Irish weddings have their own set of traditions and rituals and a lot of them are dedicated towards promoting good luck. The term “luck of the Irish” isn’t entirely based around leprechauns and the pot of gold!
These are just a few examples of Irish wedding traditions and customs:
1. The Lucky Horseshoe
The horseshoe has been used to represent good luck and traditionally Irish brides would carry a horse shoe with them on their wedding day. The horse shoe was always worn facing upwards to ensure that the luck would never run out. These days many brides opt for a small porcelain horseshoe hidden within the bouquet or on a silver necklace.
Mead is an Anglo-Saxon drink and became associated with Irish weddings as it was believed that it possessed powers of fertility and was therefore customary for both bride and groom to drink the ale for a month after their marriage. This was the beginning of the word “honeymoon” as the Mead had a very sweet honey like taste and was consumed until the next full moon after the wedding.
3. Tying the knot
This ancient Celtic tradition involves tying the wrists of the bride and groom together with a piece of rope, twine or cord to represent their everlasting union and how they will remain at each other’s sides for the rest of their lives. This tradition is also very popular in Scottish culture and played a part in the royal wedding in 2011.
4. Blue Wedding Dress
Before white became the most popular choice for wedding dresses, blue was the most customary and traditional color to wear in Ireland. The color blue was the symbol for purity similar to how white is the representative for virginity. In recent years it is very rare to see any bride in the color blue.
5. The Irish Hanky
The Irish hanky was used by the bride on the day of the wedding and was also used as a symbol for good luck. This hanky was then turned in to a bonnet for the first born child to wear on the day of their christening and eventually used again as a hanky at their own wedding.
6. Marrying in May
As the poem states “marry in May and rue the day”. The Irish were traditionally very superstitious and as you can see from the above points they were strong believers of good luck object. They believed that getting married in May was a form of bad luck and it was therefore avoided.
“Marry in the month of May; you will surely rue the day.
Marry when June roses blow, over land and sea you’ll go”
7. Claddagh Ring
The Claddagh ring is very well known around the world and is uniquely Irish.
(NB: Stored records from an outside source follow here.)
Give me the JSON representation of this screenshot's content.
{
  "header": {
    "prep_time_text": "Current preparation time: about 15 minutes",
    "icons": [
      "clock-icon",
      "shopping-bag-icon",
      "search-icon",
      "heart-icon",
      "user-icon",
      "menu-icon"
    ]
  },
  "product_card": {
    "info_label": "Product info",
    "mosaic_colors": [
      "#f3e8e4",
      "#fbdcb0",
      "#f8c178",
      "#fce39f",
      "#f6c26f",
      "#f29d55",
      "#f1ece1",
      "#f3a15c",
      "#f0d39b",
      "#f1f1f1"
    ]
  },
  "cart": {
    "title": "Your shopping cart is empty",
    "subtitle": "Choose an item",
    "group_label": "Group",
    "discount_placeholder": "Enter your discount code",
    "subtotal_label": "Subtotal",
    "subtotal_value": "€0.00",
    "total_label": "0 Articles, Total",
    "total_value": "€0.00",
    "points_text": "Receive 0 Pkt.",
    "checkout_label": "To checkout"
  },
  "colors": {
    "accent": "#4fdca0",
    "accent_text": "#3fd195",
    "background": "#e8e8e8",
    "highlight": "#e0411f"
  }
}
The ring has three main features including a heart, crown and two hands. It is said that the heart embodies love, the hands depict friendship and the crown represents loyalty. The Claddagh ring can be worn numerous ways to display different levels of the relationship, however, as a wedding ring it is traditionally worn on the left hand with the heart facing inwards. Although Claddagh may be the most famous, wedding rings with celtic designs were also incredibly popular and suit both men and women and date back even further than Claddagh.
These traditions and rituals make Irish weddings stand out from the rest and help to give them a strong sense of identity and culture. If you know anyone with any Irish roots or heritage that are getting married make sure to inform them of all the little Irish quirks they can include to make it uniquely Irish. Theirishstore.com has a huge selection of beautiful claddagh and wedding rings at excellent prices along with some authentically Irish clothing for men, women and children. Take a look and you may find something perfect for you or someone you care about!